Bogenpohl said the schedule should be available this morning.
The flushing affects all residents in Jackson because of the loop-type system the city operates, she said.
Bogenpohl said all the systems are connected, which means water flows from every which way within the city, allowing sediment to enter from practically anywhere.
Residents will be able to tell their water is being flushed because it may appear cloudy or discolored from the stirring sediment. The sediment is capable of staining clothes.
Residents may need to clear the sediment in their own homes by doing their own "internal flush," Bogenpohl said. This consists of letting water run from all faucets in a home for approximately five minutes. In the news release, Jackson officials recommended letting bathtubs and outdoor faucets run in order to clear sedimentation from the water.
The water is not considered harmful to drink, and it is also not required that residents flush their own houses.
The news release recommended using the water to feed a homeowner's flowers or lawn instead of letting it go to waste.

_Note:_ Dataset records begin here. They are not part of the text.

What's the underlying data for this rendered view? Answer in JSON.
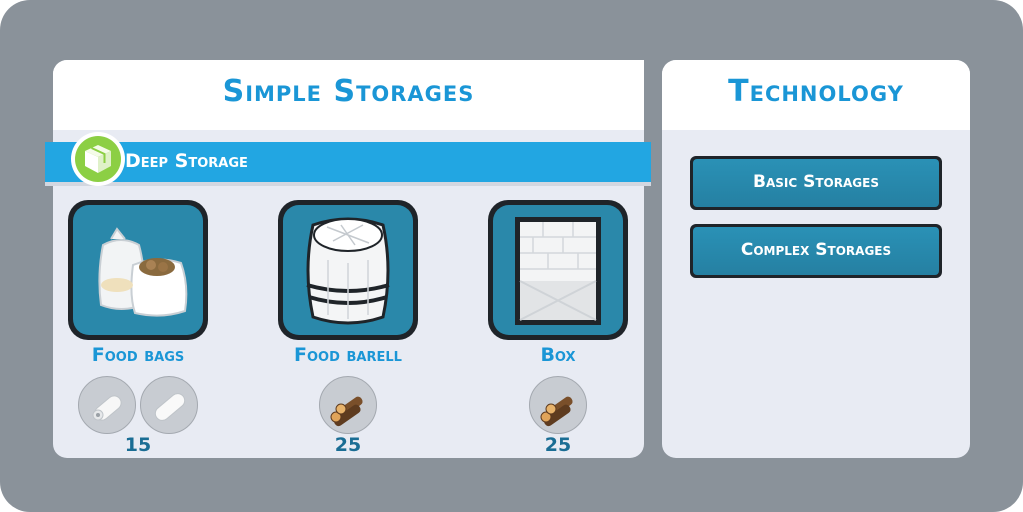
{
  "left_panel": {
    "title": "Simple Storages",
    "category": {
      "label": "Deep Storage",
      "icon": "crate-icon",
      "accent": "#8ccf44"
    },
    "items": [
      {
        "name": "Food bags",
        "image": "food-bags-icon",
        "cost_icons": [
          "paper-roll-icon",
          "cloth-roll-icon"
        ],
        "count": "15"
      },
      {
        "name": "Food barell",
        "image": "barrel-icon",
        "cost_icons": [
          "wood-logs-icon"
        ],
        "count": "25"
      },
      {
        "name": "Box",
        "image": "box-icon",
        "cost_icons": [
          "wood-logs-icon"
        ],
        "count": "25"
      }
    ]
  },
  "right_panel": {
    "title": "Technology",
    "buttons": [
      {
        "label": "Basic Storages"
      },
      {
        "label": "Complex Storages"
      }
    ]
  },
  "colors": {
    "background": "#8a929a",
    "title_blue": "#1a96d6",
    "ribbon_blue": "#22a6e2",
    "tile_blue": "#2a88aa",
    "button_blue": "#2580a2"
  }
}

For further information, contact the Jackson Public Works Department at 243-2300 or the Jackson Fire Department at 243-1010.